“What is this, some sort of fortune telling thing?”
“Yes, and no. You can ask it for advice or a reading of your star chart and share the results with other people from your contacts who also have the app. The catch is, the readings disappear after they’re opened.”
“Why would anyone want to share their psychic readings with their friends? Isn’t that pretty, well, personal?”
Mallory threw her hands in the air. “Spell if I know. Like I said, it’s dumb, but everyone’s using it, especially since word spread that Madame Astra herself is going to be at the Business Fair tomorrow. Word is she’s trying to sell her app to the highest bidder.”
“Sounds like a smart businesswoman, if nothing else.”
“Definitely. I can’t even imagine what something like this will end up selling for, but I bet she’ll never have to work again.”
“Must be nice.”
“Right? Kinda makes me wanna reconsider becoming a Healer and get into MagiTech instead. Maybe Raina’s right.”
“So is the magic behind this app legit or is it pre-made stuff it’s feeding to people?”
Mallory shrugged. “That’s the million-Moon question, isn’t it? Madame Astra claims she’s the one behind each and every reading — and she’s highly skilled in Divination, so it’s possible she’s telling the truth — but I can’t see how she could possibly be doing all these readings herself. There’s gotta be thousands of them every hour.”
“Well, if there’s anything I’ve learned since moving to Moon Grove, it’s that anything is possible with magic.”
“Here, give it a shot and see for yourself,” Mallory said and forced her phone into my hands. “Just type whatever question you want answered and tap the little crystal ball when you’re ready to send it.”
I stared down at the screen apprehensively. What could I even ask about? I’d never been one to give into suspicion, but like Mallory, there was something oddly intriguing to me about the app. Worst case scenario, it’d give me something silly and I could go about my night, but what if…?

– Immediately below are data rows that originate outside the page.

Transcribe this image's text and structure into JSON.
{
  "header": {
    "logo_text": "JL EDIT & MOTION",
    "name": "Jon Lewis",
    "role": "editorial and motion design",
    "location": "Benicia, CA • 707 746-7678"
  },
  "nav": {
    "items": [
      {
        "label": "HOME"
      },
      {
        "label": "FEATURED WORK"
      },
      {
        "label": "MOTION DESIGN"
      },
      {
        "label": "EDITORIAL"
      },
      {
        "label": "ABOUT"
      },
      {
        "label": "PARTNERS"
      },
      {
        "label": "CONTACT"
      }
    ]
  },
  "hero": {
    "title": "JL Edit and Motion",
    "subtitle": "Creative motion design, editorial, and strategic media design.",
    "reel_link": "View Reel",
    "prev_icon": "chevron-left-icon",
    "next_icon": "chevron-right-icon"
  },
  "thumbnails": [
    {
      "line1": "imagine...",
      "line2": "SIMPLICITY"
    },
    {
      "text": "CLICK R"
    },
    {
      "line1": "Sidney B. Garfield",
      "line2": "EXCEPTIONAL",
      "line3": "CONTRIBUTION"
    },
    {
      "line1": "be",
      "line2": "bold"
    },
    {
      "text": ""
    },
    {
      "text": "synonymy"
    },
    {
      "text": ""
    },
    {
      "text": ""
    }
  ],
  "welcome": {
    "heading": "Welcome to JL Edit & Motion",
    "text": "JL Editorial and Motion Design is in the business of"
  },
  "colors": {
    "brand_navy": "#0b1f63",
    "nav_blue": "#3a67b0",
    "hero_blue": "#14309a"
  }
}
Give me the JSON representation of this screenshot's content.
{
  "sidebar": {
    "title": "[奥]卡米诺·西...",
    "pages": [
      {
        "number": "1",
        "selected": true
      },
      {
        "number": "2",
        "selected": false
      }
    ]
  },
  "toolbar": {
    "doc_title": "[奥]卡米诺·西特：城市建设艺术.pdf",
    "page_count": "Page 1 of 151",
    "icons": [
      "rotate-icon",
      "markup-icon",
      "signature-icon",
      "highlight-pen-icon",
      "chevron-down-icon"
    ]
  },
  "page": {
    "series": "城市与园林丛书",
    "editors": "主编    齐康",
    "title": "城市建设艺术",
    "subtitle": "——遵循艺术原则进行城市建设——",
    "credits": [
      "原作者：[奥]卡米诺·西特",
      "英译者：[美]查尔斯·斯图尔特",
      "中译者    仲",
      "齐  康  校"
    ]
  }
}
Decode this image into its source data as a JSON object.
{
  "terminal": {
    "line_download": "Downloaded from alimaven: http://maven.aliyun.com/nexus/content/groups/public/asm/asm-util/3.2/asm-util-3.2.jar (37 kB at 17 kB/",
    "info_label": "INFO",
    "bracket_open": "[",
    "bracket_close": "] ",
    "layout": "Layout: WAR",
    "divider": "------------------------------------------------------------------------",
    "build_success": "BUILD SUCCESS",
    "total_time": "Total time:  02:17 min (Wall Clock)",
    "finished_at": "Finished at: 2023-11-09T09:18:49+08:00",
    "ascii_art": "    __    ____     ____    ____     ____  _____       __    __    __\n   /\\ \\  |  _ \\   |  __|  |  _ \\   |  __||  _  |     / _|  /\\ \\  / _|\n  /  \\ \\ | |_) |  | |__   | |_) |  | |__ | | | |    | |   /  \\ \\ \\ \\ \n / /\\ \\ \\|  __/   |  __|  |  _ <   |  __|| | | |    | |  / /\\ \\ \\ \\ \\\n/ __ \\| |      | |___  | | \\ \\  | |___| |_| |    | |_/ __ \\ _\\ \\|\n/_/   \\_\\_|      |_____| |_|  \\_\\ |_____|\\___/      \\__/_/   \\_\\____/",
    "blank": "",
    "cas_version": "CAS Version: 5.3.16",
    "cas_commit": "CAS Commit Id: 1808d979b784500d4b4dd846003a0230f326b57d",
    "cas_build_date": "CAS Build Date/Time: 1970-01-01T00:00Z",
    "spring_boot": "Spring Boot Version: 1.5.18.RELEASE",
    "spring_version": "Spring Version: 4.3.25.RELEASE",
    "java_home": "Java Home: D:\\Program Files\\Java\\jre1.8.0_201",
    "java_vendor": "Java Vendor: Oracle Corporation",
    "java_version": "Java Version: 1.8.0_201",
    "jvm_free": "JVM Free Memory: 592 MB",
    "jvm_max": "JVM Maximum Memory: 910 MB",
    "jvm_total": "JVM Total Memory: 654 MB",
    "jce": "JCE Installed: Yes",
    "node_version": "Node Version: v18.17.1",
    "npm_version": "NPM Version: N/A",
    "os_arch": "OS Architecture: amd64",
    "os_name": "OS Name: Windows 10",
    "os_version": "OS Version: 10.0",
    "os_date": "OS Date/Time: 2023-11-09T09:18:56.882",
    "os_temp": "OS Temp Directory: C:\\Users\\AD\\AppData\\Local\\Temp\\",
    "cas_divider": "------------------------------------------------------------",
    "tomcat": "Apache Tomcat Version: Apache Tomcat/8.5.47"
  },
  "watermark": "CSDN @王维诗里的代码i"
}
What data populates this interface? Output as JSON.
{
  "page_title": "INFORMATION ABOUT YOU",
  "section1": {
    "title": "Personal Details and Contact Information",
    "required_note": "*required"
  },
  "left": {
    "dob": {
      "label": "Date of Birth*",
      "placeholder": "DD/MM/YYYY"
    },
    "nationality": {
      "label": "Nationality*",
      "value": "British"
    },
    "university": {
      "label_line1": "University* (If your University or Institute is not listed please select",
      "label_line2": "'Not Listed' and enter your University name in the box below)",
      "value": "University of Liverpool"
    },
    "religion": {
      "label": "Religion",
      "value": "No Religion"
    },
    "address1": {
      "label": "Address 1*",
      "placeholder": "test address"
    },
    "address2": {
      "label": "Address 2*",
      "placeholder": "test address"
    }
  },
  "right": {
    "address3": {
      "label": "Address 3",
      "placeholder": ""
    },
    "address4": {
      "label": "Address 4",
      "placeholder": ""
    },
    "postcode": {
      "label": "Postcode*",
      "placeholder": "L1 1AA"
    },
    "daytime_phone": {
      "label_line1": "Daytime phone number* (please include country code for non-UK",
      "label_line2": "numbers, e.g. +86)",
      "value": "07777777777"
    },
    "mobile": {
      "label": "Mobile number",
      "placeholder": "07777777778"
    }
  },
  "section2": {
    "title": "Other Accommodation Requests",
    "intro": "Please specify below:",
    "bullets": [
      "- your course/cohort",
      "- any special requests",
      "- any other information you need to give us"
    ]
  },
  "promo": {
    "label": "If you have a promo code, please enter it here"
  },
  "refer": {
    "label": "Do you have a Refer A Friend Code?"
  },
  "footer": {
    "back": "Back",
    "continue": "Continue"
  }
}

My fingers blazed across the screen to tap out a question — “Where’s Grandma Eleanor and is she okay?” — and I smashed the crystal ball before I could think twice. The text of my question liquified and entered the crystal ball, which animated in a purple swirl like a shaken snow globe, and the text, “Consulting the Cosmos, Please Wait,” appeared at the top of the screen.
The phone dinged and vibrated in my hand to announce the arrival of my results, and Mallory peeked over my shoulder to read them.
“It’s natural to be concerned about the ones we hold dearest, but fear not: your grandmother is safe and closer than you think. Would you like to ask another question?”
Mallory and I exchanged looks, and she shrugged. “I guess that’s good news, right?”
I passed the phone back to her. “Yeah, I guess. It wasn’t very specific, though.”
“I take it that means you think it’s a scam?”
“Not yet, but this Madame Astra certainly has my attention. You said she’s going to be at the Business Fair tomorrow?”
“She is, but I doubt I’ll be able to get any face time since everyone and their familiar will be lining up to see her, but it’s worth a shot. I dunno why, but I’m fascinated by the whole thing. Morbid curiosity, I guess.”
“That makes two of us. You know what? I bet the Head Witch could skip to the front of the line,” I said, and Mallory’s eyes shot wide open.
“Oh, I swear to Lilith I wasn’t fishing for your help, but that’s genius! Are you serious?”
“Why not? Heath and I are supposed to get a tour of the Fair tomorrow from the President of the Chamber of Commerce anyway, and this Madame Astra sounds interesting. We’ll call it a girl’s day out.”
A smirk curled a corner of Mallory’s mouth. “Things rarely go well when you and I spend time together.”
“Oh, come on. What kind of trouble could we really get into at a Business Fair of all places?”
Her smirk bloomed into a devious full smile. “Famous last words, but I’ll take you up on the offer.”
“Good. Meet me at the Town Hall tomorrow around, say, nine?”
“I wouldn’t miss it.”